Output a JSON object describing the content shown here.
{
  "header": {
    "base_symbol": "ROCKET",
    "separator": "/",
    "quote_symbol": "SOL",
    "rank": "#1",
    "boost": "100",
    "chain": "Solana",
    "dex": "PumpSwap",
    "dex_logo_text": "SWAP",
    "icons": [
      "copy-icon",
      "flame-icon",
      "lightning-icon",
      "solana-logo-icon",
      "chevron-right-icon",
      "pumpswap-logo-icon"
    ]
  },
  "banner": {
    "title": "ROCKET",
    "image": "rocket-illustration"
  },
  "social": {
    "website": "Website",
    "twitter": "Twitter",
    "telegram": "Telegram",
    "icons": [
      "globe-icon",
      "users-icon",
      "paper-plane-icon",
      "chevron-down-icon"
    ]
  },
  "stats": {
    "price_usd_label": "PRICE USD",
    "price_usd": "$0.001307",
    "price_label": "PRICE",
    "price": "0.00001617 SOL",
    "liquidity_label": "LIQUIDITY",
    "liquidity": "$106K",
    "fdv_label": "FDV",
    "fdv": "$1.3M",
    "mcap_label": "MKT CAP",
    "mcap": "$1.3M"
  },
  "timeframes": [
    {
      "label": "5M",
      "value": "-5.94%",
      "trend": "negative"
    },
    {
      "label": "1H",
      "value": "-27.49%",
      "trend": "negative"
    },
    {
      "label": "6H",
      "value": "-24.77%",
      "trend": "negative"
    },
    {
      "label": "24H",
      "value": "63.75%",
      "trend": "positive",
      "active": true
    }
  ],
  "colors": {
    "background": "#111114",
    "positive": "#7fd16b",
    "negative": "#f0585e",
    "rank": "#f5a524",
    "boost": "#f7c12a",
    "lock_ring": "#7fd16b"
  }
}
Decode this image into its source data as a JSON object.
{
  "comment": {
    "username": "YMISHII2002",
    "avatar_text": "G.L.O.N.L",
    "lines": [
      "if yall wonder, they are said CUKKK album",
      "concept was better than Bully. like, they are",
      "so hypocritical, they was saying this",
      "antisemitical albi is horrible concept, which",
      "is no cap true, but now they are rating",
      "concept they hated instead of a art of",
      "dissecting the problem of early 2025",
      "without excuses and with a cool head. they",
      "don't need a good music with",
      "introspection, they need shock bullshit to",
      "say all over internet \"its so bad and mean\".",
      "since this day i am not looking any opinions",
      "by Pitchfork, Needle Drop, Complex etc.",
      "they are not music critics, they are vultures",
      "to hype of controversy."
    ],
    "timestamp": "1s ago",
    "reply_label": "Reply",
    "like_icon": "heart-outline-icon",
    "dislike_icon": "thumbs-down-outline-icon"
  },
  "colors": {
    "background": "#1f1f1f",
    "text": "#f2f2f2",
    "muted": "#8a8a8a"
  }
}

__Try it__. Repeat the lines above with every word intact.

__Answer box__.
Output a JSON object describing the content shown here.
{
  "header": {
    "base_symbol": "ROCKET",
    "separator": "/",
    "quote_symbol": "SOL",
    "rank": "#1",
    "boost": "100",
    "chain": "Solana",
    "dex": "PumpSwap",
    "dex_logo_text": "SWAP",
    "icons": [
      "copy-icon",
      "flame-icon",
      "lightning-icon",
      "solana-logo-icon",
      "chevron-right-icon",
      "pumpswap-logo-icon"
    ]
  },
  "banner": {
    "title": "ROCKET",
    "image": "rocket-illustration"
  },
  "social": {
    "website": "Website",
    "twitter": "Twitter",
    "telegram": "Telegram",
    "icons": [
      "globe-icon",
      "users-icon",
      "paper-plane-icon",
      "chevron-down-icon"
    ]
  },
  "stats": {
    "price_usd_label": "PRICE USD",
    "price_usd": "$0.001307",
    "price_label": "PRICE",
    "price": "0.00001617 SOL",
    "liquidity_label": "LIQUIDITY",
    "liquidity": "$106K",
    "fdv_label": "FDV",
    "fdv": "$1.3M",
    "mcap_label": "MKT CAP",
    "mcap": "$1.3M"
  },
  "timeframes": [
    {
      "label": "5M",
      "value": "-5.94%",
      "trend": "negative"
    },
    {
      "label": "1H",
      "value": "-27.49%",
      "trend": "negative"
    },
    {
      "label": "6H",
      "value": "-24.77%",
      "trend": "negative"
    },
    {
      "label": "24H",
      "value": "63.75%",
      "trend": "positive",
      "active": true
    }
  ],
  "colors": {
    "background": "#111114",
    "positive": "#7fd16b",
    "negative": "#f0585e",
    "rank": "#f5a524",
    "boost": "#f7c12a",
    "lock_ring": "#7fd16b"
  }
}
Decode this image into its source data as a JSON object.
{
  "comment": {
    "username": "YMISHII2002",
    "avatar_text": "G.L.O.N.L",
    "lines": [
      "if yall wonder, they are said CUKKK album",
      "concept was better than Bully. like, they are",
      "so hypocritical, they was saying this",
      "antisemitical albi is horrible concept, which",
      "is no cap true, but now they are rating",
      "concept they hated instead of a art of",
      "dissecting the problem of early 2025",
      "without excuses and with a cool head. they",
      "don't need a good music with",
      "introspection, they need shock bullshit to",
      "say all over internet \"its so bad and mean\".",
      "since this day i am not looking any opinions",
      "by Pitchfork, Needle Drop, Complex etc.",
      "they are not music critics, they are vultures",
      "to hype of controversy."
    ],
    "timestamp": "1s ago",
    "reply_label": "Reply",
    "like_icon": "heart-outline-icon",
    "dislike_icon": "thumbs-down-outline-icon"
  },
  "colors": {
    "background": "#1f1f1f",
    "text": "#f2f2f2",
    "muted": "#8a8a8a"
  }
}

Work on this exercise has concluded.